Weird Misogyny in Sports Commentary

If you are talking about a man, and your point is that he’s irrational yet appealing, does it really provide much insight to say “he’s like an irrational yet appealing woman!”

I wouldn’t think so. Of course, some people think otherwise.

I decided on a brief note with commentary implicit, but now I feel like expanding just a bit.

A male athlete behaves erratically. In order to provide perspective on the situation, a sportswriter appeals to a negative stereotype of women behaving erratically. What is the compulsion to do so? Why is it necessary to go to a stereotype of the "crazy hot chick" in order to explain a situation involving a crazy/erratic male athlete? For one thing, I think it provides pretty banal commentary. But it also seems to fit into a pattern of creepy sexism.

I'll add that claiming a crazy but talented man is like a crazy but hot woman illustrates a very basic insight of feminism: men are valued for their actions/abilities, women are valued for their sexual attractiveness.

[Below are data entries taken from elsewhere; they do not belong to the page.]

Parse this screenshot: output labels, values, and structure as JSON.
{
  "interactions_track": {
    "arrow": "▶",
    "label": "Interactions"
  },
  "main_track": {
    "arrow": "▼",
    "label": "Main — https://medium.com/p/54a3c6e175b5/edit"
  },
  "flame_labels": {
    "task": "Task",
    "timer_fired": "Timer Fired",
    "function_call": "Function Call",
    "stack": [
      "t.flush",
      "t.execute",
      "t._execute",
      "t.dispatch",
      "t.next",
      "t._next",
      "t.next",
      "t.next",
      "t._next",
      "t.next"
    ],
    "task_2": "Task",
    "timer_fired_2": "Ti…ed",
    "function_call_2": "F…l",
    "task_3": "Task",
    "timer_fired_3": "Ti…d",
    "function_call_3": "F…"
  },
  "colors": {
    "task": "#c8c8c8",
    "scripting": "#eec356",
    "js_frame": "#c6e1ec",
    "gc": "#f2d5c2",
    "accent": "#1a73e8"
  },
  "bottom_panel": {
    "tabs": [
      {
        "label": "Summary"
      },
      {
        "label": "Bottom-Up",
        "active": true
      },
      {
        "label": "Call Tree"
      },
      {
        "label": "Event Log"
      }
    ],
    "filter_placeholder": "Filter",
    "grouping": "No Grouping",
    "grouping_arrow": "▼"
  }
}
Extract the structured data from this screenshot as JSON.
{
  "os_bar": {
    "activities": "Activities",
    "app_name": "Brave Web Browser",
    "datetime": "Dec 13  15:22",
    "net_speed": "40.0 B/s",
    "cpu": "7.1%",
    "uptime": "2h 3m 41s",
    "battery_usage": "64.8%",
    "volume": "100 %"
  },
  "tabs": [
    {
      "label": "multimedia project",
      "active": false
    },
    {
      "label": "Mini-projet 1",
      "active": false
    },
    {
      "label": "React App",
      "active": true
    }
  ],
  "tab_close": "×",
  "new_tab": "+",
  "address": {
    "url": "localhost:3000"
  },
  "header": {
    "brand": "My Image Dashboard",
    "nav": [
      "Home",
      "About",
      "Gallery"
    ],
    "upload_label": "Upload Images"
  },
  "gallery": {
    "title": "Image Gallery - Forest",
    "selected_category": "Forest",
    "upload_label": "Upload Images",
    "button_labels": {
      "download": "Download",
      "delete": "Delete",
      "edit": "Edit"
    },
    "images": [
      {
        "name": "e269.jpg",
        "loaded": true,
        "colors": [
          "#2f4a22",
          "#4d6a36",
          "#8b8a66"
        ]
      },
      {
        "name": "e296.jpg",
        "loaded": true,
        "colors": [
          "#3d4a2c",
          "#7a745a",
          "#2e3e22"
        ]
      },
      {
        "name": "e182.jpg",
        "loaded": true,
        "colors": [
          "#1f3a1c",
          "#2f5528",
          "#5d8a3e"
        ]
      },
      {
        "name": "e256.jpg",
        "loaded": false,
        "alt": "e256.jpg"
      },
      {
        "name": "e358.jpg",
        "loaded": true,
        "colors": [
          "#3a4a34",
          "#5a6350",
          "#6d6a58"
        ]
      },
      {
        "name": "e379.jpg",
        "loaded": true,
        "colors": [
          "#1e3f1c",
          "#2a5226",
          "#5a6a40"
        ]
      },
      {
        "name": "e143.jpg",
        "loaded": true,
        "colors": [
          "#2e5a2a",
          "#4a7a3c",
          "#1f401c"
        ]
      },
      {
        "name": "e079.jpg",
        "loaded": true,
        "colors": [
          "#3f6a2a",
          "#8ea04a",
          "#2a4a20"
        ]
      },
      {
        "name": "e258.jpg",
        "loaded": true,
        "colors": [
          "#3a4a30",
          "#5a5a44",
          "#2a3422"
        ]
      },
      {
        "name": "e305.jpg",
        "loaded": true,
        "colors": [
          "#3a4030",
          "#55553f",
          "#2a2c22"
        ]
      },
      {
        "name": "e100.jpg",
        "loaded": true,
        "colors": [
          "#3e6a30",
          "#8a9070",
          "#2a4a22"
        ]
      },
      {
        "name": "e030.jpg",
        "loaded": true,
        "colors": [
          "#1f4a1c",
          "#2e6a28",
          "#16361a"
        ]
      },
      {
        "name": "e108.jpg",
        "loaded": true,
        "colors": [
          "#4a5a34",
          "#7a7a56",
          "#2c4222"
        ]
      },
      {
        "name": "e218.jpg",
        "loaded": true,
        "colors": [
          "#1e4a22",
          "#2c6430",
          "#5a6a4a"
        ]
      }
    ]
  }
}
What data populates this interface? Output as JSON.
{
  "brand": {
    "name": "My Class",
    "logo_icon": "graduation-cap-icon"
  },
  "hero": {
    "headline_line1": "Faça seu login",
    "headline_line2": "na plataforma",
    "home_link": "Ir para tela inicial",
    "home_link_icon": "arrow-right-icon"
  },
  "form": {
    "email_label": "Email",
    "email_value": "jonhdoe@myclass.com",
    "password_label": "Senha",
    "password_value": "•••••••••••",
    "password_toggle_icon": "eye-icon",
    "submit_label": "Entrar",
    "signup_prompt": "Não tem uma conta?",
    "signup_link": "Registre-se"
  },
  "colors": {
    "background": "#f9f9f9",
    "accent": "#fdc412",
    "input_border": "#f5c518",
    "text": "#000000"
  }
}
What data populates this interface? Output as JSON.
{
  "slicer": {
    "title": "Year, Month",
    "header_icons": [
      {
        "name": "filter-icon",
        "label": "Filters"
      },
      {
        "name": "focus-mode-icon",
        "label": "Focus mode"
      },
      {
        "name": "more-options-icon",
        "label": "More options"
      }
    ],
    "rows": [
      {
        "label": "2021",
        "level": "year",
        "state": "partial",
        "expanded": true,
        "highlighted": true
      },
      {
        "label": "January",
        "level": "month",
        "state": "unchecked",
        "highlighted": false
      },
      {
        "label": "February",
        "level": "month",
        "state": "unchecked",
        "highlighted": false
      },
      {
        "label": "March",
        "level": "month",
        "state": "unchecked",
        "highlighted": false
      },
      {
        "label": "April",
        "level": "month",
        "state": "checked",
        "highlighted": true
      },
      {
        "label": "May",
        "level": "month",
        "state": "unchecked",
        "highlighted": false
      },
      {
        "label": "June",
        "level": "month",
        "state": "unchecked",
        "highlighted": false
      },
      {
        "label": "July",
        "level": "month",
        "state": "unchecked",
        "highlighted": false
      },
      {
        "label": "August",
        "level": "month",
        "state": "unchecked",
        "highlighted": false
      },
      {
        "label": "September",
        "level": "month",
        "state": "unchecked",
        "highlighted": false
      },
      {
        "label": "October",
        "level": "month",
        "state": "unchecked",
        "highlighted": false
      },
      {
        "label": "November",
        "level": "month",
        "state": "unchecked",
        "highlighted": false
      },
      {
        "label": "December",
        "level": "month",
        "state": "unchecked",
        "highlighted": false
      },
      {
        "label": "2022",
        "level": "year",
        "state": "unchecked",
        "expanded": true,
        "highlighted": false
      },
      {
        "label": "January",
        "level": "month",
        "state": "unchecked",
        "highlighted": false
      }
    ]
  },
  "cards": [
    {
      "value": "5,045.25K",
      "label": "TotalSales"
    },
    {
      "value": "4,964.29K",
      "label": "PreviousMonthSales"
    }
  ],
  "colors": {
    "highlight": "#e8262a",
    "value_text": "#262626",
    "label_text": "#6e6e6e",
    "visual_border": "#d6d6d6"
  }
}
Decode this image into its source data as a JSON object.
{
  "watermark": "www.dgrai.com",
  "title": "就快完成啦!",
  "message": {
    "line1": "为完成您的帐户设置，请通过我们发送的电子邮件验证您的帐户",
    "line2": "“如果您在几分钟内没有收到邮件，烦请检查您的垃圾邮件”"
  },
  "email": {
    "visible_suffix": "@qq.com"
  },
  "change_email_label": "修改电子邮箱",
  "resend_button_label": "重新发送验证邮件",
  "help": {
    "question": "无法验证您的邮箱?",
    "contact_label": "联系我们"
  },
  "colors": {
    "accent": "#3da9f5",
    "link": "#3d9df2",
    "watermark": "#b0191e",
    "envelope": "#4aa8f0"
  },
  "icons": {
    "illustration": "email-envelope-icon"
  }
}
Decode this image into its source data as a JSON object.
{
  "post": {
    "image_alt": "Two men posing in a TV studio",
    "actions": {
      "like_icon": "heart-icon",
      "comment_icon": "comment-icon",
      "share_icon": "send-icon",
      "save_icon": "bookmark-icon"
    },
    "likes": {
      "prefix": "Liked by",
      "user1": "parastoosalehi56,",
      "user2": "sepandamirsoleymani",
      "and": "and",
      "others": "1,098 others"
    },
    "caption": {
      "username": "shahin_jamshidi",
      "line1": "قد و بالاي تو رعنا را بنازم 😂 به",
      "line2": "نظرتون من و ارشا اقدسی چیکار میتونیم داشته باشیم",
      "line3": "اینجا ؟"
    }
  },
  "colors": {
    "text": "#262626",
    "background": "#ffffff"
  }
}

  1. One could argue that being attractive IS an ability - an ability to produce robust, healthy children. And really, which is more shallow? To catch a ball? To make good money?

    I'm playing advocate a bit here, but it's always been a fascinating discussion for me. Men seem wired to find symmetry attractive, then conditioned to find something not entirely real (aka modern 'hotness') the ideal. Then they get blamed for it, often fairly, but not always.

    I think the point of the argument is that people will put up with a little bit of 'crazy' in others if those others exhibit qualities prioritized by the former. Thank goodness, right? because how else would a pacifist vegetarian have meat-eating republicans reading his site?

  2. Plinthy the Middling8:09 AM

    I don't see it as either weird OR miscogyny; I see it as a metaphor. It certainly works like a metaphor, and it surely does work at some level(And I'm not calling anyone Shirley here.)

    It's my view that, to this point, Pats fans (Simmons admits to being a fervent one.) are still in full try-out camp with this development, putting all conceivable rationalizations through their paces, seeing which one might stick so they keep busy and not think too hard on the implications, and don't lapse into regret or feel like fools (Torn between two lovers, Feeling like a ...); and at the same time, sort of like how Republicans keep trying to rationalize Obama.

    (The problem is he tries to please everybody. No sir, he actually hates white people. But he's half white through his mom and granny and they raised him. Okay then, but he's still a socialist. Right, which sure explains the White House selling out to Wall Street and the insurance lobby and trashing unions and the left. No no, I meant to say Nazi. What, like that GOP candidate in Ohio ... and didn't you just get through saying he HATES white people? You got me; but Obamacare is a breath mint. Nah, it's a candy mint. Or it's BOTH.)

    Looking at it independently: Moss called out Kraft, who was already vulnerable on the Mankins non-sign; and Kraft hates servants acting uppity, hates even the idea of being a source of snickers among his filthy rich peers, and was losing sleep that it could happen again.